India’s Tata Motors hits a sweet spot in small car sales
Tata Motors' latest offering Tiago has become the second largest selling car in small car segment, after posting a 40% rise in its annual sales
While Tata Motors made many attempts to dominate India’s small car market, they could not make much headway. Its ambitious Nano car project failed to rev up sales, but it now looks to have cracked the code with Tiago, its latest offering.
Launched two years ago, Tiago is now the second highest selling small car after Maruti Suzuki’s Alto and has overtaken Renault’s Kwid and Hyundai Eon, which are now in third and fourth position respectively, reports Business Standard.
Data from the Society of Indian Automobile Manufacturers for January to March this year shows that more than 23,100 Tiagos were sold, up from 15,383 units sold in the same period last year, a 50% increase in volume.
This is a small number when compared with Alto’s nearly 62,200 units. However, Alto’s sales grew by only about 1% on its high base.
The Kwid, a sports utility vehicle-styled small car of French automaker Renault, saw its sales slip by over 32% to 17,517 units during the period. And Korean carmaker Hyundai’s Eon also saw a decline of 7% during the quarter.
However, for the 2017-18 financial year, Kwid maintained second spot with domestic sales of 83,089 units (in spite of a 24% drop year-on-year).
Tata Motors sold 78,829 units of the Tiago during 2017-18 and posted growth of more than 40% over the previous year. That makes the Tiago one of the fastest-growing car brands in the country over past year. Since the launch, the company has sold 134,952 units.
Tata Motors has been long struggling to make an impact in the price-sensitive Indian small-car market. It launched the Nano, the world’s cheapest car, with price a little above 100,000 rupees (US$1,510), but after some initial excitement, sales began to drop.
Experts attributed that to a marketing failure. The brand tried to appeal to the masses for whom affordability was a key factor. However, that positioning was part of the reason it failed, because people assumed it was substandard in quality.

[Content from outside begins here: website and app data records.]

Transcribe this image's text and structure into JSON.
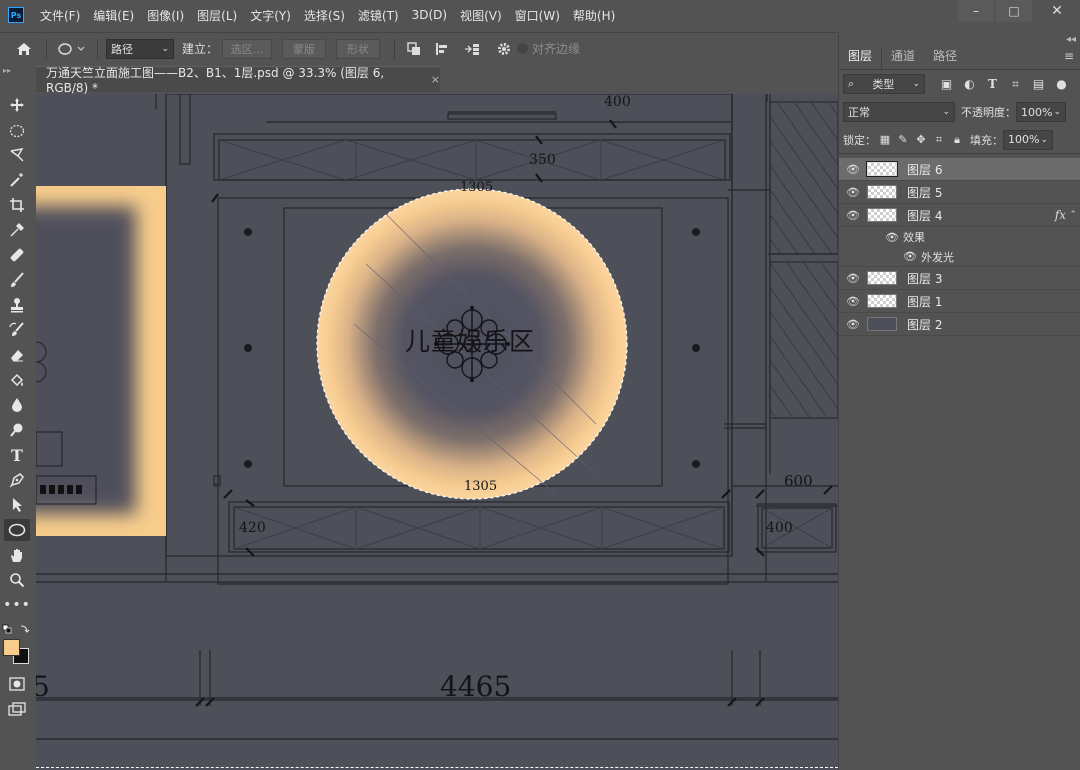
{
  "app": {
    "logo": "Ps"
  },
  "menu": [
    "文件(F)",
    "编辑(E)",
    "图像(I)",
    "图层(L)",
    "文字(Y)",
    "选择(S)",
    "滤镜(T)",
    "3D(D)",
    "视图(V)",
    "窗口(W)",
    "帮助(H)"
  ],
  "window_controls": {
    "minimize": "–",
    "restore": "□",
    "close": "✕"
  },
  "options": {
    "mode_select": "路径",
    "make_label": "建立：",
    "selection_btn": "选区...",
    "mask_btn": "蒙版",
    "shape_btn": "形状",
    "align_edges": "对齐边缘"
  },
  "document": {
    "tab_title": "万通天竺立面施工图——B2、B1、1层.psd @ 33.3% (图层 6, RGB/8) *",
    "close": "×"
  },
  "drawing": {
    "room_label": "儿童娱乐区",
    "dims": [
      "400",
      "350",
      "1305",
      "1305",
      "600",
      "420",
      "400",
      "4465",
      "5"
    ]
  },
  "colors": {
    "foreground": "#f8cd8c",
    "background": "#111111",
    "glow": "#f8cd8c",
    "canvas": "#4d4f59"
  },
  "layers_panel": {
    "tabs": [
      "图层",
      "通道",
      "路径"
    ],
    "filter_type": "类型",
    "blend_mode": "正常",
    "opacity_label": "不透明度：",
    "opacity_value": "100%",
    "lock_label": "锁定：",
    "fill_label": "填充：",
    "fill_value": "100%",
    "effects_label": "效果",
    "outer_glow_label": "外发光",
    "fx_label": "fx",
    "layers": [
      {
        "name": "图层 6",
        "selected": true
      },
      {
        "name": "图层 5",
        "selected": false
      },
      {
        "name": "图层 4",
        "selected": false,
        "has_fx": true
      },
      {
        "name": "图层 3",
        "selected": false
      },
      {
        "name": "图层 1",
        "selected": false
      },
      {
        "name": "图层 2",
        "selected": false
      }
    ]
  }
}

Even Ratan Tata, chairman Emeritus at Tata Sons, admitted after stepping down in 2013 that marketing the Nano as a cheap car was a mistake.